Wise, intelligent people who are self-aware, know when it’s time to “hang up the boots” and move on. Unfortunately, politicians too often don’t fall into the categories of wise, intelligent or self- aware and far too often, overstay their welcome.

If nothing else, the Trump impeachment hearings, press conferences and endless interviews across all media, have shown us that in a civilized world, there surely ought to be a Statute of Limitations for politicians. Just like perishable foods, they need to have a clearly stamped “Use By” date on their foreheads because just like perishable foods, when they reach that use-by date, they start to go off.

The BFD.

It’s always sad and quite depressing to watch someone fade and fade and fade. They long ago reached the pinnacle of their career and should have retired at the top of their game. But the baubles of office are just too much to resist so they hang in there.

I would imagine I’m not the only one who sits and watches with some trepidation and even anxiety, whenever Nancy Pelosi (80) appears on TV these days. The gaps in her speeches have become ever longer as she flounders for words that won’t come and eventually you can tell from the structure of what she says, that the planned words didn’t come. The rambling around places that have little if anything to do with whatever she’s talking about and the quotes that sometimes are completely incorrect. The combative response to perfectly reasonable questions from reporters. The shortness of breath. I’m not ageist but if she was my granny, I’d be worried about her well being.

Similarly, I find myself on edge whenever Joe Biden (77) or Bernie Sanders (77) turn up on stage or on media. Both of them have moments of lucidity but when their thinking wanders, it’s painful to watch and often impossible to follow.

It’s bordering on incredible that the United States, which in 1947 introduced the Twenty-Second Amendment to prevent a president from serving more than two terms, doesn’t have rules for either the length of time representatives can serve, nor an age limit for when one can stand for public office.

Evidently democracy takes care of it by virtue of electors having the right to choose. I guess that’s why there’s no minimum qualification or experience requirement either. The voter gets to choose with eyes wide open.

Lucky the voters as a group are smart enough to make smart, sound, intelligent choices just as they did in the 2017 General Election in New Zealand.

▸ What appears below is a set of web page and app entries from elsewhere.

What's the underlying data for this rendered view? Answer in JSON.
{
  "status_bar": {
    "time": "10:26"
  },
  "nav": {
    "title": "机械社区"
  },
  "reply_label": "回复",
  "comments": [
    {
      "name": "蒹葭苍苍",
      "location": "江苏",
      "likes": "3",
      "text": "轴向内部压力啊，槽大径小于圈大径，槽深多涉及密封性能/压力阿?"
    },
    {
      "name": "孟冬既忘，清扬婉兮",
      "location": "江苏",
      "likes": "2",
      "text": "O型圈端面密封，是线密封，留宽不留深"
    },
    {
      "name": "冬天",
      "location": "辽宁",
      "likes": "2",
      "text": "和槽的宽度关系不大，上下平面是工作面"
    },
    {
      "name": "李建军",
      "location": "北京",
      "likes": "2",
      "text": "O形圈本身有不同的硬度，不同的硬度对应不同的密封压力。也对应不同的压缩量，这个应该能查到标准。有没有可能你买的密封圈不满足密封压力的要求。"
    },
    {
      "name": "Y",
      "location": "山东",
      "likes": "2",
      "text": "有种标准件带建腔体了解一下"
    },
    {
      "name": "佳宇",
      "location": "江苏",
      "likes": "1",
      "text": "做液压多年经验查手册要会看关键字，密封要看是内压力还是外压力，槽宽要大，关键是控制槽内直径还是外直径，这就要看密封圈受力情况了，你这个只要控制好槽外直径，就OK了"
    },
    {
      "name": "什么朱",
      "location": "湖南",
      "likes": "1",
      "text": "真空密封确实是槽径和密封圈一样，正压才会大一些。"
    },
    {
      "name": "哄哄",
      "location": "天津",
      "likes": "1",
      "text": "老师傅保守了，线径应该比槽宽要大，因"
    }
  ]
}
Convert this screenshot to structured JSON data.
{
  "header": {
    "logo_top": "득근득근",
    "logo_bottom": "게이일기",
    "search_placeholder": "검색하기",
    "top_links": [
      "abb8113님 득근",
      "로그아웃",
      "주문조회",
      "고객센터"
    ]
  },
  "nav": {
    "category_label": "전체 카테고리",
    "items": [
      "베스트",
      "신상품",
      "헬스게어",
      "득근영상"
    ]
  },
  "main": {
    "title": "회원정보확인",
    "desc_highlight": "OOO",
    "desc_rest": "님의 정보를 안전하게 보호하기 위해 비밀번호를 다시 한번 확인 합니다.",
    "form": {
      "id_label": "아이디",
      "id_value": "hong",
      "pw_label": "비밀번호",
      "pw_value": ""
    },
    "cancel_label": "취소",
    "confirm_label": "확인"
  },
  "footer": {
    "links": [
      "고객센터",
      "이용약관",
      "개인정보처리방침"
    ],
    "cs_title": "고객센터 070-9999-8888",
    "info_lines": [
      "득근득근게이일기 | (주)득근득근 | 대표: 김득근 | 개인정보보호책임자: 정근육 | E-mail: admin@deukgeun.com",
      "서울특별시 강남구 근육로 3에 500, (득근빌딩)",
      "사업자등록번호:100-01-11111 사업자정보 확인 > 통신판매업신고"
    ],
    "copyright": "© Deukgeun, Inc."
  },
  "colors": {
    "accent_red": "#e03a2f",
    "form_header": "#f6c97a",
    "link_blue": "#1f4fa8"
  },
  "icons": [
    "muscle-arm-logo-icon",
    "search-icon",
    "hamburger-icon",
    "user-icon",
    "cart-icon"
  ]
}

Majority rules … Ummmmmmm … How does that work?

If you enjoyed this BFD article please consider sharing it with your friends.